> Required work: Except for the pictures, retype the records that follow exactly.

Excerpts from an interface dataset
****************

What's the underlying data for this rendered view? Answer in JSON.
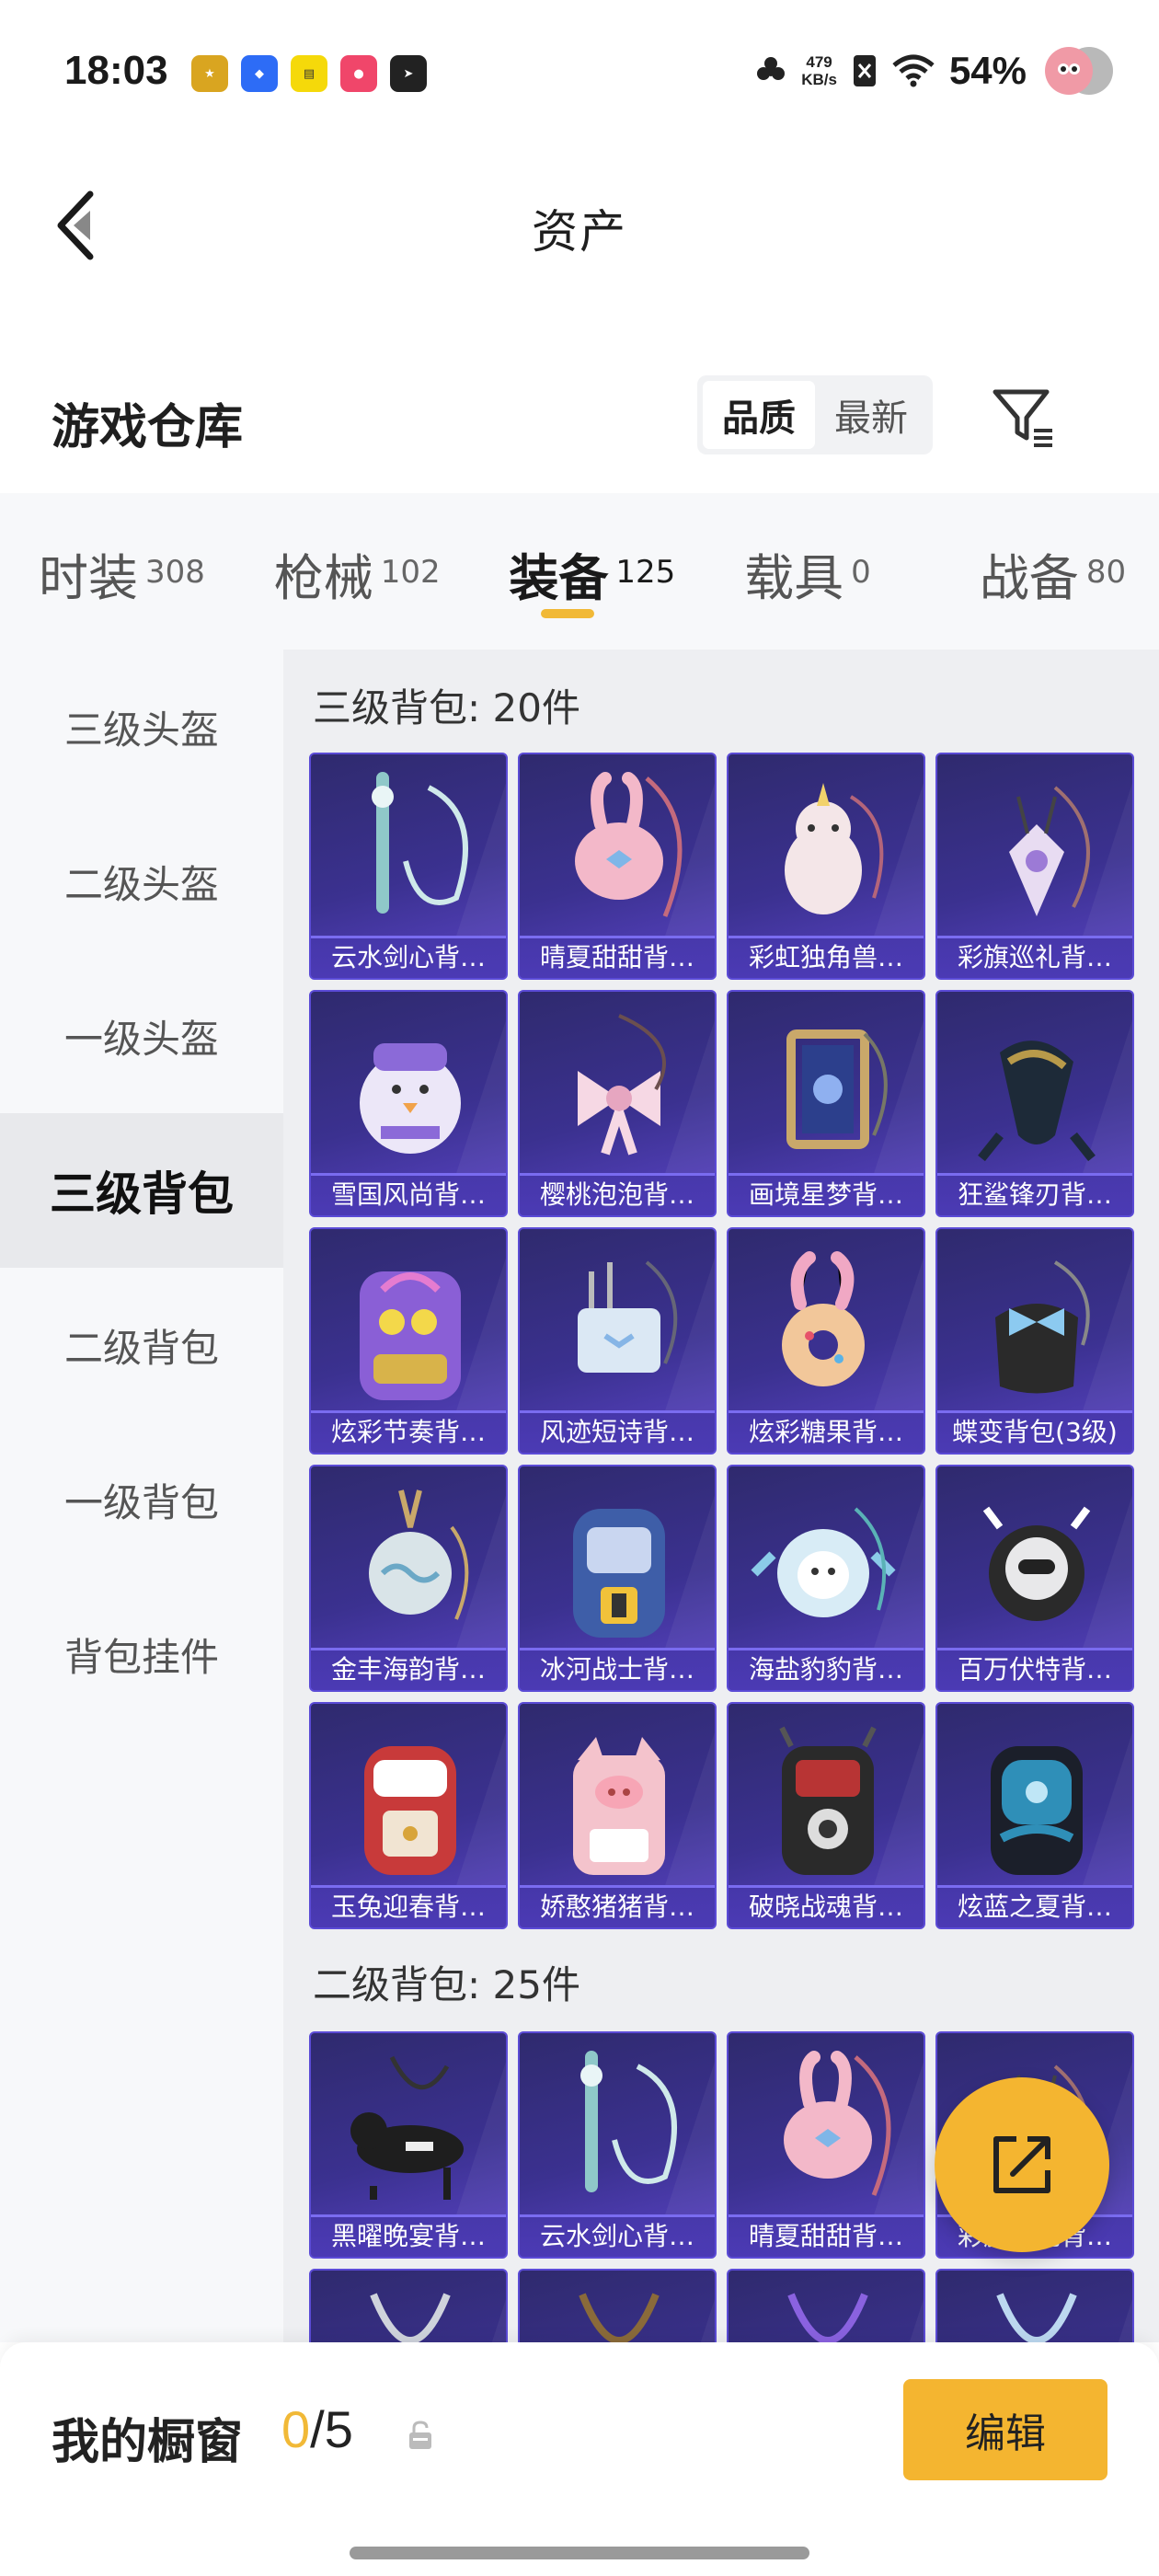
{
  "status_bar": {
    "time": "18:03",
    "net_speed_value": "479",
    "net_speed_unit": "KB/s",
    "battery": "54%"
  },
  "header": {
    "title": "资产"
  },
  "warehouse": {
    "title": "游戏仓库",
    "sort_options": [
      "品质",
      "最新"
    ],
    "active_sort": "品质"
  },
  "tabs": [
    {
      "label": "时装",
      "count": "308"
    },
    {
      "label": "枪械",
      "count": "102"
    },
    {
      "label": "装备",
      "count": "125"
    },
    {
      "label": "载具",
      "count": "0"
    },
    {
      "label": "战备",
      "count": "80"
    }
  ],
  "active_tab": "装备",
  "sidebar": {
    "items": [
      "三级头盔",
      "二级头盔",
      "一级头盔",
      "三级背包",
      "二级背包",
      "一级背包",
      "背包挂件"
    ],
    "active": "三级背包"
  },
  "sections": [
    {
      "title": "三级背包: 20件",
      "items": [
        {
          "name": "云水剑心背…",
          "art": "sword-bag",
          "color": "#8fc8c9"
        },
        {
          "name": "晴夏甜甜背…",
          "art": "shell-bag",
          "color": "#f3b8c9"
        },
        {
          "name": "彩虹独角兽…",
          "art": "unicorn-bag",
          "color": "#f4e6e8"
        },
        {
          "name": "彩旗巡礼背…",
          "art": "star-bag",
          "color": "#e8dcf2"
        },
        {
          "name": "雪国风尚背…",
          "art": "penguin-bag",
          "color": "#ece7f8"
        },
        {
          "name": "樱桃泡泡背…",
          "art": "bow-bag",
          "color": "#f6d8e4"
        },
        {
          "name": "画境星梦背…",
          "art": "frame-bag",
          "color": "#c9a86a"
        },
        {
          "name": "狂鲨锋刃背…",
          "art": "shark-bag",
          "color": "#b89a4a"
        },
        {
          "name": "炫彩节奏背…",
          "art": "graffiti-bag",
          "color": "#8a5fd6"
        },
        {
          "name": "风迹短诗背…",
          "art": "box-bag",
          "color": "#dbe8f4"
        },
        {
          "name": "炫彩糖果背…",
          "art": "donut-bag",
          "color": "#f2c79a"
        },
        {
          "name": "蝶变背包(3级)",
          "art": "butterfly-bag",
          "color": "#2a2a2a"
        },
        {
          "name": "金丰海韵背…",
          "art": "wave-bag",
          "color": "#d9e4e8"
        },
        {
          "name": "冰河战士背…",
          "art": "blue-backpack",
          "color": "#3e5ea8"
        },
        {
          "name": "海盐豹豹背…",
          "art": "seal-bag",
          "color": "#d8ecf6"
        },
        {
          "name": "百万伏特背…",
          "art": "robot-bag",
          "color": "#e8e8ea"
        },
        {
          "name": "玉兔迎春背…",
          "art": "red-backpack",
          "color": "#c83a3a"
        },
        {
          "name": "娇憨猪猪背…",
          "art": "pig-backpack",
          "color": "#f4c3cc"
        },
        {
          "name": "破晓战魂背…",
          "art": "armor-backpack",
          "color": "#b83434"
        },
        {
          "name": "炫蓝之夏背…",
          "art": "ocean-backpack",
          "color": "#2f8fb8"
        }
      ]
    },
    {
      "title": "二级背包: 25件",
      "items": [
        {
          "name": "黑曜晚宴背…",
          "art": "dog-bag",
          "color": "#1e1e1e"
        },
        {
          "name": "云水剑心背…",
          "art": "sword-bag",
          "color": "#8fc8c9"
        },
        {
          "name": "晴夏甜甜背…",
          "art": "shell-bag",
          "color": "#f3b8c9"
        },
        {
          "name": "彩旗巡礼背…",
          "art": "star-bag",
          "color": "#e8dcf2"
        },
        {
          "name": "",
          "art": "strap-bag",
          "color": "#cfd3dc"
        },
        {
          "name": "",
          "art": "strap-bag",
          "color": "#8a6a3a"
        },
        {
          "name": "",
          "art": "strap-bag",
          "color": "#8a62e0"
        },
        {
          "name": "",
          "art": "strap-bag",
          "color": "#bcd8f0"
        }
      ]
    }
  ],
  "bottom": {
    "window_label": "我的橱窗",
    "window_current": "0",
    "window_total": "/5",
    "edit_label": "编辑"
  },
  "colors": {
    "accent": "#f4b530",
    "card_bg": "#3b3190",
    "card_border": "#5b4bd6"
  }
}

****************

> Exercise solution:
What's the underlying data for this rendered view? Answer in JSON.
{
  "status_bar": {
    "time": "18:03",
    "net_speed_value": "479",
    "net_speed_unit": "KB/s",
    "battery": "54%"
  },
  "header": {
    "title": "资产"
  },
  "warehouse": {
    "title": "游戏仓库",
    "sort_options": [
      "品质",
      "最新"
    ],
    "active_sort": "品质"
  },
  "tabs": [
    {
      "label": "时装",
      "count": "308"
    },
    {
      "label": "枪械",
      "count": "102"
    },
    {
      "label": "装备",
      "count": "125"
    },
    {
      "label": "载具",
      "count": "0"
    },
    {
      "label": "战备",
      "count": "80"
    }
  ],
  "active_tab": "装备",
  "sidebar": {
    "items": [
      "三级头盔",
      "二级头盔",
      "一级头盔",
      "三级背包",
      "二级背包",
      "一级背包",
      "背包挂件"
    ],
    "active": "三级背包"
  },
  "sections": [
    {
      "title": "三级背包: 20件",
      "items": [
        {
          "name": "云水剑心背…",
          "art": "sword-bag",
          "color": "#8fc8c9"
        },
        {
          "name": "晴夏甜甜背…",
          "art": "shell-bag",
          "color": "#f3b8c9"
        },
        {
          "name": "彩虹独角兽…",
          "art": "unicorn-bag",
          "color": "#f4e6e8"
        },
        {
          "name": "彩旗巡礼背…",
          "art": "star-bag",
          "color": "#e8dcf2"
        },
        {
          "name": "雪国风尚背…",
          "art": "penguin-bag",
          "color": "#ece7f8"
        },
        {
          "name": "樱桃泡泡背…",
          "art": "bow-bag",
          "color": "#f6d8e4"
        },
        {
          "name": "画境星梦背…",
          "art": "frame-bag",
          "color": "#c9a86a"
        },
        {
          "name": "狂鲨锋刃背…",
          "art": "shark-bag",
          "color": "#b89a4a"
        },
        {
          "name": "炫彩节奏背…",
          "art": "graffiti-bag",
          "color": "#8a5fd6"
        },
        {
          "name": "风迹短诗背…",
          "art": "box-bag",
          "color": "#dbe8f4"
        },
        {
          "name": "炫彩糖果背…",
          "art": "donut-bag",
          "color": "#f2c79a"
        },
        {
          "name": "蝶变背包(3级)",
          "art": "butterfly-bag",
          "color": "#2a2a2a"
        },
        {
          "name": "金丰海韵背…",
          "art": "wave-bag",
          "color": "#d9e4e8"
        },
        {
          "name": "冰河战士背…",
          "art": "blue-backpack",
          "color": "#3e5ea8"
        },
        {
          "name": "海盐豹豹背…",
          "art": "seal-bag",
          "color": "#d8ecf6"
        },
        {
          "name": "百万伏特背…",
          "art": "robot-bag",
          "color": "#e8e8ea"
        },
        {
          "name": "玉兔迎春背…",
          "art": "red-backpack",
          "color": "#c83a3a"
        },
        {
          "name": "娇憨猪猪背…",
          "art": "pig-backpack",
          "color": "#f4c3cc"
        },
        {
          "name": "破晓战魂背…",
          "art": "armor-backpack",
          "color": "#b83434"
        },
        {
          "name": "炫蓝之夏背…",
          "art": "ocean-backpack",
          "color": "#2f8fb8"
        }
      ]
    },
    {
      "title": "二级背包: 25件",
      "items": [
        {
          "name": "黑曜晚宴背…",
          "art": "dog-bag",
          "color": "#1e1e1e"
        },
        {
          "name": "云水剑心背…",
          "art": "sword-bag",
          "color": "#8fc8c9"
        },
        {
          "name": "晴夏甜甜背…",
          "art": "shell-bag",
          "color": "#f3b8c9"
        },
        {
          "name": "彩旗巡礼背…",
          "art": "star-bag",
          "color": "#e8dcf2"
        },
        {
          "name": "",
          "art": "strap-bag",
          "color": "#cfd3dc"
        },
        {
          "name": "",
          "art": "strap-bag",
          "color": "#8a6a3a"
        },
        {
          "name": "",
          "art": "strap-bag",
          "color": "#8a62e0"
        },
        {
          "name": "",
          "art": "strap-bag",
          "color": "#bcd8f0"
        }
      ]
    }
  ],
  "bottom": {
    "window_label": "我的橱窗",
    "window_current": "0",
    "window_total": "/5",
    "edit_label": "编辑"
  },
  "colors": {
    "accent": "#f4b530",
    "card_bg": "#3b3190",
    "card_border": "#5b4bd6"
  }
}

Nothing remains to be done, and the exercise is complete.